Homo (Similar) Morphic (Form)
A mechanism by which we can perform mathematical operations on data without giving access to that data.
Introduced in this paper — On Data Banks and Privacy Homomorphisms” — 1978 (Rivest, Adleman and Dertouzos, 1978)
The simplified version of how this works is represented in the diagram below —
Essentially, we have the cipherspace that is a space we consider to be encrypted. Now lets say there is a function for encryption that just multiplies the number by 2. Then an operation in the cipherspace on encrypted data can take place which when decrypted gives us the same result as if that had happened in the plainspace. That is the unencrypted space.

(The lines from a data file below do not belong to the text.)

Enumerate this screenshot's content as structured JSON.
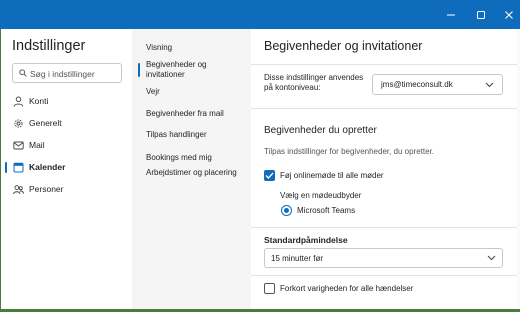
{
  "window": {
    "controls": {
      "minimize": "—",
      "maximize": "☐",
      "close": "✕"
    },
    "accent": "#0f6cbd"
  },
  "sidebar": {
    "title": "Indstillinger",
    "search_placeholder": "Søg i indstillinger",
    "items": [
      {
        "label": "Konti",
        "icon": "person-icon"
      },
      {
        "label": "Generelt",
        "icon": "gear-icon"
      },
      {
        "label": "Mail",
        "icon": "mail-icon"
      },
      {
        "label": "Kalender",
        "icon": "calendar-icon",
        "active": true
      },
      {
        "label": "Personer",
        "icon": "people-icon"
      }
    ]
  },
  "subnav": {
    "items": [
      {
        "label": "Visning"
      },
      {
        "label": "Begivenheder og invitationer",
        "active": true
      },
      {
        "label": "Vejr"
      },
      {
        "label": "Begivenheder fra mail"
      },
      {
        "label": "Tilpas handlinger"
      },
      {
        "label": "Bookings med mig"
      },
      {
        "label": "Arbejdstimer og placering"
      }
    ]
  },
  "main": {
    "title": "Begivenheder og invitationer",
    "account_label": "Disse indstillinger anvendes på kontoniveau:",
    "account_value": "jms@timeconsult.dk",
    "section_title": "Begivenheder du opretter",
    "section_desc": "Tilpas indstillinger for begivenheder, du opretter.",
    "online_meeting": {
      "label": "Føj onlinemøde til alle møder",
      "checked": true
    },
    "provider_label": "Vælg en mødeudbyder",
    "provider_option": {
      "label": "Microsoft Teams",
      "selected": true
    },
    "duration_label": "Standardpåmindelse",
    "duration_value": "15 minutter før",
    "shorten": {
      "label": "Forkort varigheden for alle hændelser",
      "checked": false
    }
  }
}
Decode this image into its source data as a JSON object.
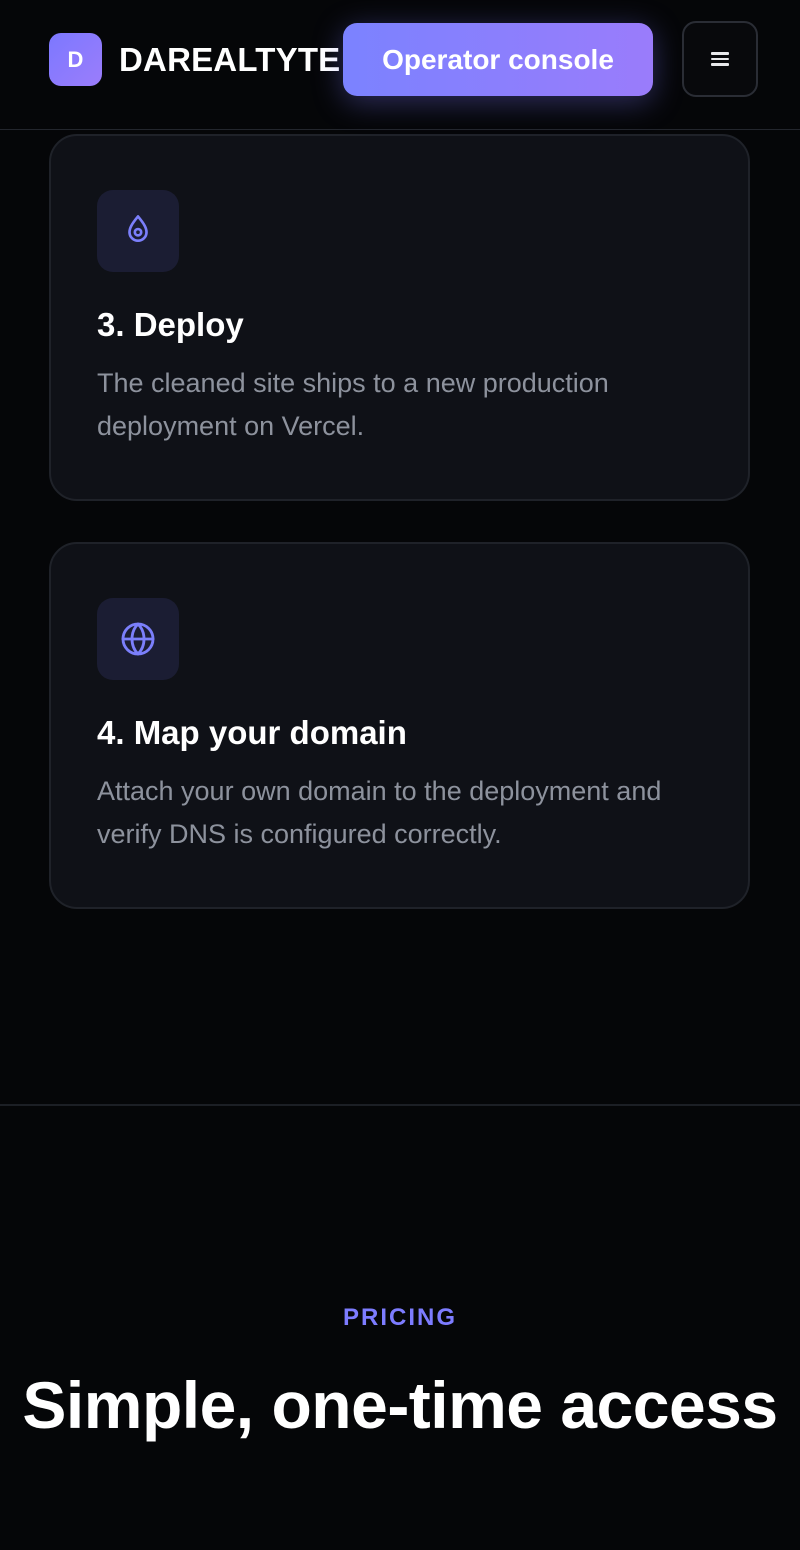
{
  "header": {
    "brand_initial": "D",
    "brand_name": "DAREALTYTE",
    "console_button_label": "Operator console",
    "menu_icon": "hamburger-menu-icon"
  },
  "steps": [
    {
      "icon": "map-pin-icon",
      "title": "3. Deploy",
      "description": "The cleaned site ships to a new production deployment on Vercel."
    },
    {
      "icon": "globe-icon",
      "title": "4. Map your domain",
      "description": "Attach your own domain to the deployment and verify DNS is configured correctly."
    }
  ],
  "pricing": {
    "eyebrow": "PRICING",
    "title": "Simple, one-time access"
  },
  "colors": {
    "accent": "#7d7cff",
    "background": "#050608",
    "card": "#0f1117",
    "muted_text": "#8d929d"
  }
}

Partial & Full Homomorphic — Why ops matter
Homomorphic Encryption Functions can be —
Or Both — FHE or Full Homomorphic encryption — Introduced by Craig Gentry in 2009
However, FHE tends to be slow and expensive. Recently there has been more research into a HE systems that are sort of an in between, that is consisting of two levels, these systems tend to be faster but with certain tradeoffs in security.
The use cases for Homomorphic Encryption are numerous especially in a world where data is the new oil and multiple large industrial complexes that do not trust each other. Some generic cases are —
- Voting — The result of the election can be computed without knowing the actual vote, hence protecting the voter
- Collision Detection for satellites between various nations — Predict collisions without sharing satellite coordinates
- KYC — Enable Screening, IDV and Unwrapping of entities and individuals without compromising on identity
In traceto.io we are using the model where data of the user is shared in IPFS encrypted at client side, we are exploring how we can do IDV and screening without actually decrypting the information. That means your identity is always encrypted and never shared, but we can help the regulator and ensure that there are no criminal elements hiding in the network.
Example of a Homomorphic function.
RSA (Rivest–Shamir–Adleman) is one of the first public-key cryptosystems and is widely used for secure data transmission. Below is a representation of how RSA works
The details of how the numbers are derived can be found here.
Fundamentally, RSA involves a public key and a private key. The public key can be known by everyone, and it is used for encrypting messages. The intention is that messages encrypted with the public key can only be decrypted in a reasonable amount of time by using the private key. Now the deal is that RSA is homomorphic by nature and its Homomorphic Property can be expressed by —
The Homomorphic Property here is multiplicative in nature. An example of how this is used can be found here.